WHAT IS BEING ASKED: Could the listing below be reproduced exactly, minus its pictures?

--- START ---

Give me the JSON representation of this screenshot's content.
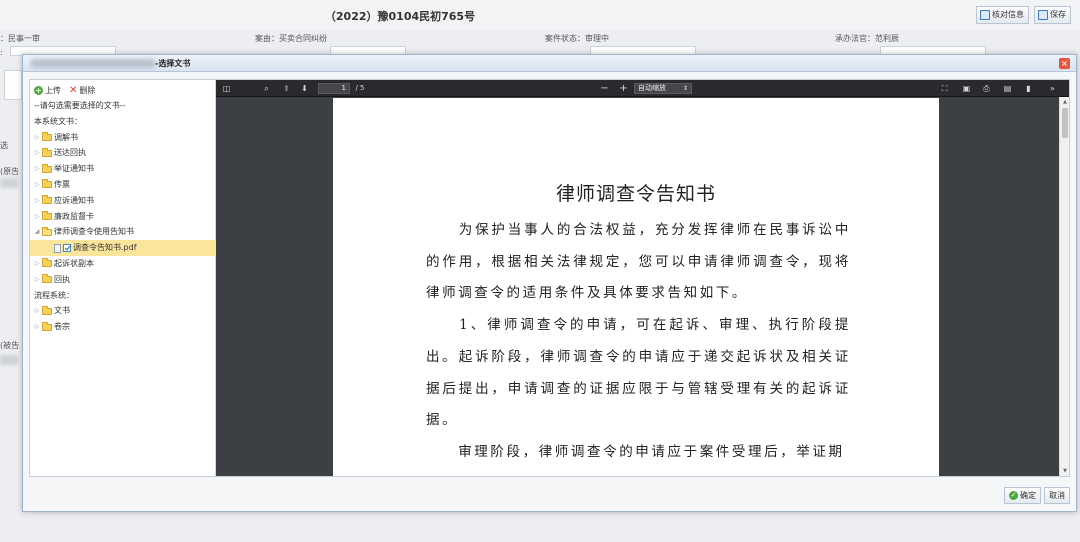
{
  "page": {
    "case_title": "（2022）豫0104民初765号",
    "btn_check_info": "核对信息",
    "btn_save": "保存",
    "info_procedure": "：民事一审",
    "info_cause": "案由：买卖合同纠纷",
    "info_status": "案件状态：审理中",
    "info_judge": "承办法官：范利辰",
    "side_label_1": "选",
    "side_label_2": "(原告",
    "side_label_3": "(被告",
    "side_label_4": ":"
  },
  "dialog": {
    "title": "-选择文书",
    "close": "×",
    "toolbar": {
      "upload": "上传",
      "delete": "删除"
    },
    "tree": {
      "hint": "--请勾选需要选择的文书--",
      "system_docs_label": "本系统文书：",
      "folders": [
        {
          "label": "调解书",
          "arrow": "▷"
        },
        {
          "label": "送达回执",
          "arrow": "▷"
        },
        {
          "label": "举证通知书",
          "arrow": "▷"
        },
        {
          "label": "传票",
          "arrow": "▷"
        },
        {
          "label": "应诉通知书",
          "arrow": "▷"
        },
        {
          "label": "廉政监督卡",
          "arrow": "▷"
        },
        {
          "label": "律师调查令使用告知书",
          "arrow": "◢"
        }
      ],
      "selected_file": "调查令告知书.pdf",
      "folders_after": [
        {
          "label": "起诉状副本",
          "arrow": "▷"
        },
        {
          "label": "回执",
          "arrow": "▷"
        }
      ],
      "flow_system_label": "流程系统：",
      "flow_folders": [
        {
          "label": "文书",
          "arrow": "▷"
        },
        {
          "label": "卷宗",
          "arrow": "▷"
        }
      ]
    },
    "viewer": {
      "page_current": "1",
      "page_total": "/ 5",
      "zoom": "自动缩放",
      "zoom_out": "−",
      "zoom_in": "+",
      "doc_title": "律师调查令告知书",
      "paragraphs": [
        "　　为保护当事人的合法权益，充分发挥律师在民事诉讼中的作用，根据相关法律规定，您可以申请律师调查令，现将律师调查令的适用条件及具体要求告知如下。",
        "　　1、律师调查令的申请，可在起诉、审理、执行阶段提出。",
        "　　起诉阶段，律师调查令的申请应于递交起诉状及相关证据后提出，申请调查的证据应限于与管辖受理有关的起诉证据。",
        "　　审理阶段，律师调查令的申请应于案件受理后，举证期"
      ]
    },
    "footer": {
      "confirm": "确定",
      "cancel": "取消"
    }
  }
}
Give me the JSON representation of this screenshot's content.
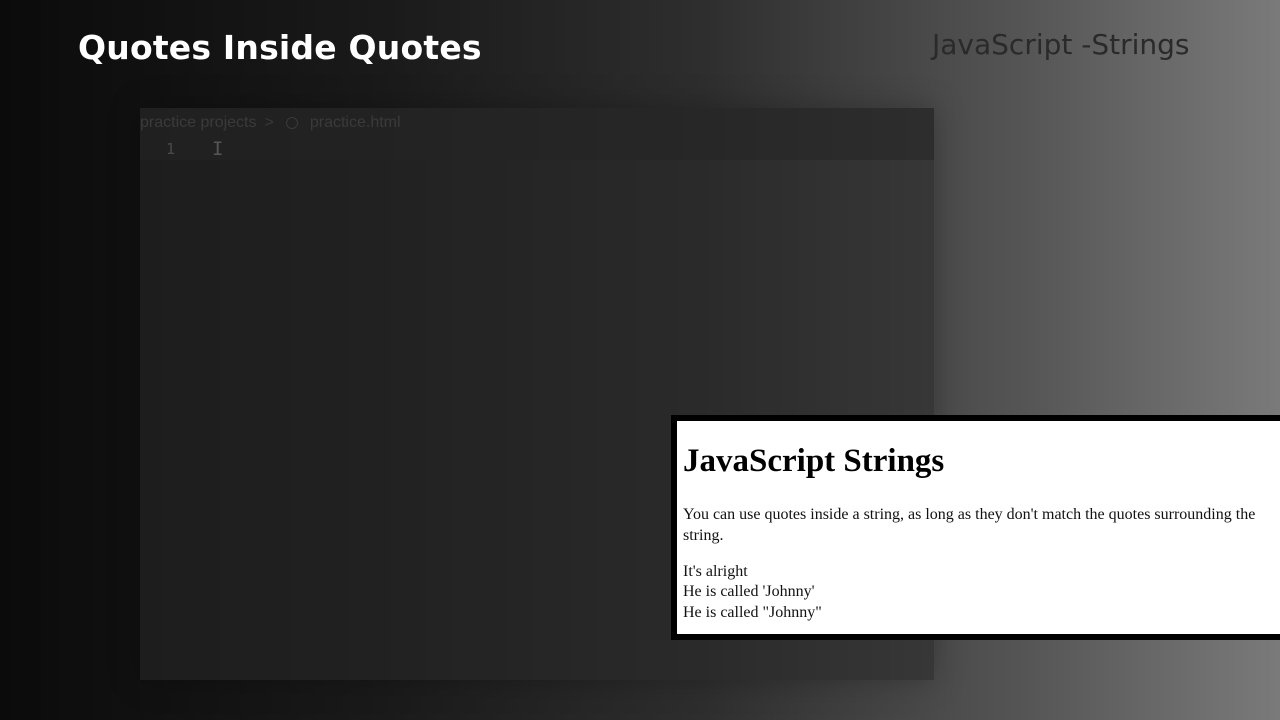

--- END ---

ANSWER TO THE PROBLEM:
Give me the JSON representation of this screenshot's content.
{
  "page": {
    "case_title": "（2022）豫0104民初765号",
    "btn_check_info": "核对信息",
    "btn_save": "保存",
    "info_procedure": "：民事一审",
    "info_cause": "案由：买卖合同纠纷",
    "info_status": "案件状态：审理中",
    "info_judge": "承办法官：范利辰",
    "side_label_1": "选",
    "side_label_2": "(原告",
    "side_label_3": "(被告",
    "side_label_4": ":"
  },
  "dialog": {
    "title": "-选择文书",
    "close": "×",
    "toolbar": {
      "upload": "上传",
      "delete": "删除"
    },
    "tree": {
      "hint": "--请勾选需要选择的文书--",
      "system_docs_label": "本系统文书：",
      "folders": [
        {
          "label": "调解书",
          "arrow": "▷"
        },
        {
          "label": "送达回执",
          "arrow": "▷"
        },
        {
          "label": "举证通知书",
          "arrow": "▷"
        },
        {
          "label": "传票",
          "arrow": "▷"
        },
        {
          "label": "应诉通知书",
          "arrow": "▷"
        },
        {
          "label": "廉政监督卡",
          "arrow": "▷"
        },
        {
          "label": "律师调查令使用告知书",
          "arrow": "◢"
        }
      ],
      "selected_file": "调查令告知书.pdf",
      "folders_after": [
        {
          "label": "起诉状副本",
          "arrow": "▷"
        },
        {
          "label": "回执",
          "arrow": "▷"
        }
      ],
      "flow_system_label": "流程系统：",
      "flow_folders": [
        {
          "label": "文书",
          "arrow": "▷"
        },
        {
          "label": "卷宗",
          "arrow": "▷"
        }
      ]
    },
    "viewer": {
      "page_current": "1",
      "page_total": "/ 5",
      "zoom": "自动缩放",
      "zoom_out": "−",
      "zoom_in": "+",
      "doc_title": "律师调查令告知书",
      "paragraphs": [
        "　　为保护当事人的合法权益，充分发挥律师在民事诉讼中的作用，根据相关法律规定，您可以申请律师调查令，现将律师调查令的适用条件及具体要求告知如下。",
        "　　1、律师调查令的申请，可在起诉、审理、执行阶段提出。",
        "　　起诉阶段，律师调查令的申请应于递交起诉状及相关证据后提出，申请调查的证据应限于与管辖受理有关的起诉证据。",
        "　　审理阶段，律师调查令的申请应于案件受理后，举证期"
      ]
    },
    "footer": {
      "confirm": "确定",
      "cancel": "取消"
    }
  }
}
Give me the JSON representation of this screenshot's content.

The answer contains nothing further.